# [Task goal]
Leaving the pictures aside, restate all of the data exactly.

Dataset rows describing interfaces
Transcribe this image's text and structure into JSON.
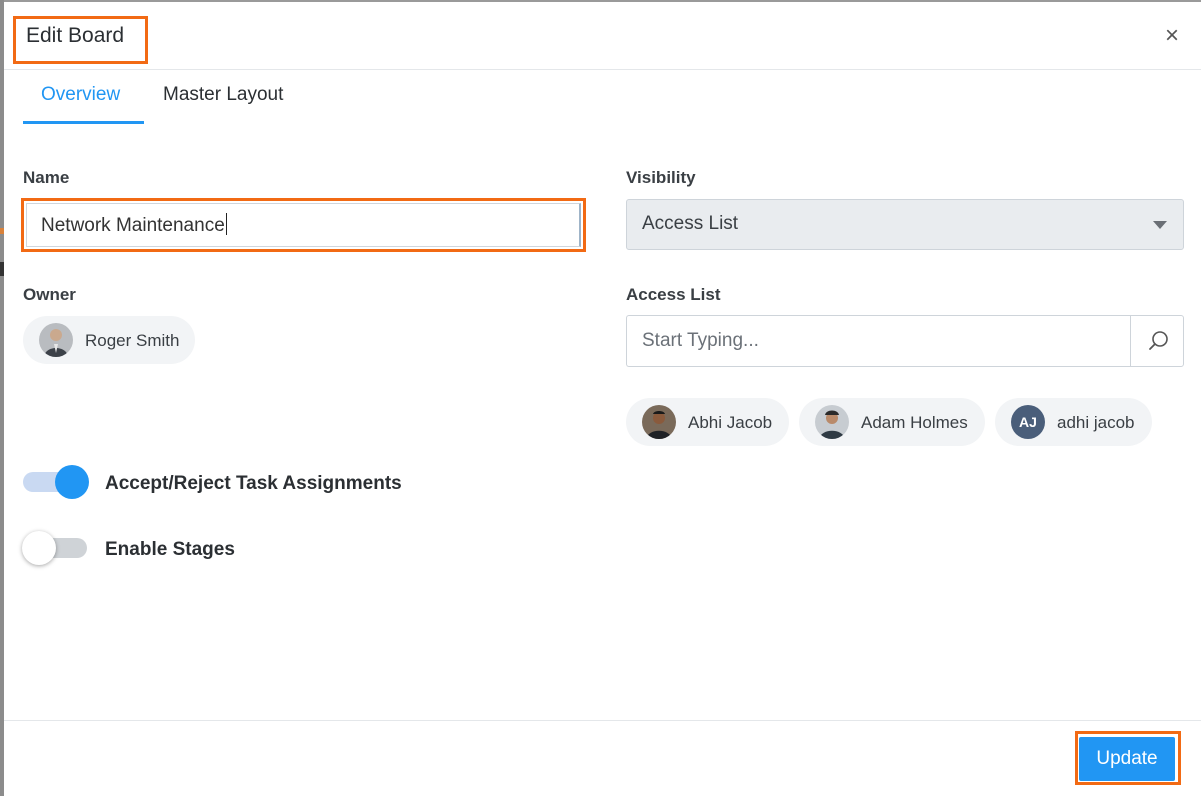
{
  "dialog": {
    "title": "Edit Board",
    "close_glyph": "×"
  },
  "tabs": [
    {
      "label": "Overview",
      "active": true
    },
    {
      "label": "Master Layout",
      "active": false
    }
  ],
  "form": {
    "name_label": "Name",
    "name_value": "Network Maintenance",
    "visibility_label": "Visibility",
    "visibility_value": "Access List",
    "owner_label": "Owner",
    "owner_name": "Roger Smith",
    "access_list_label": "Access List",
    "access_search_placeholder": "Start Typing...",
    "access_members": [
      {
        "name": "Abhi Jacob",
        "avatar": "photo"
      },
      {
        "name": "Adam Holmes",
        "avatar": "photo"
      },
      {
        "name": "adhi jacob",
        "avatar": "initials",
        "initials": "AJ"
      }
    ]
  },
  "toggles": [
    {
      "label": "Accept/Reject Task Assignments",
      "on": true
    },
    {
      "label": "Enable Stages",
      "on": false
    }
  ],
  "footer": {
    "update_label": "Update"
  },
  "colors": {
    "accent": "#2196f3",
    "highlight": "#f26a14",
    "initials_avatar": "#4a5e7a"
  },
  "icons": {
    "close": "close-icon",
    "select_caret": "caret-down-icon",
    "search": "search-icon"
  }
}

# [Solution to the exercise]
Transcribe this image's text and structure into JSON.
{
  "dialog": {
    "title": "Edit Board",
    "close_glyph": "×"
  },
  "tabs": [
    {
      "label": "Overview",
      "active": true
    },
    {
      "label": "Master Layout",
      "active": false
    }
  ],
  "form": {
    "name_label": "Name",
    "name_value": "Network Maintenance",
    "visibility_label": "Visibility",
    "visibility_value": "Access List",
    "owner_label": "Owner",
    "owner_name": "Roger Smith",
    "access_list_label": "Access List",
    "access_search_placeholder": "Start Typing...",
    "access_members": [
      {
        "name": "Abhi Jacob",
        "avatar": "photo"
      },
      {
        "name": "Adam Holmes",
        "avatar": "photo"
      },
      {
        "name": "adhi jacob",
        "avatar": "initials",
        "initials": "AJ"
      }
    ]
  },
  "toggles": [
    {
      "label": "Accept/Reject Task Assignments",
      "on": true
    },
    {
      "label": "Enable Stages",
      "on": false
    }
  ],
  "footer": {
    "update_label": "Update"
  },
  "colors": {
    "accent": "#2196f3",
    "highlight": "#f26a14",
    "initials_avatar": "#4a5e7a"
  },
  "icons": {
    "close": "close-icon",
    "select_caret": "caret-down-icon",
    "search": "search-icon"
  }
}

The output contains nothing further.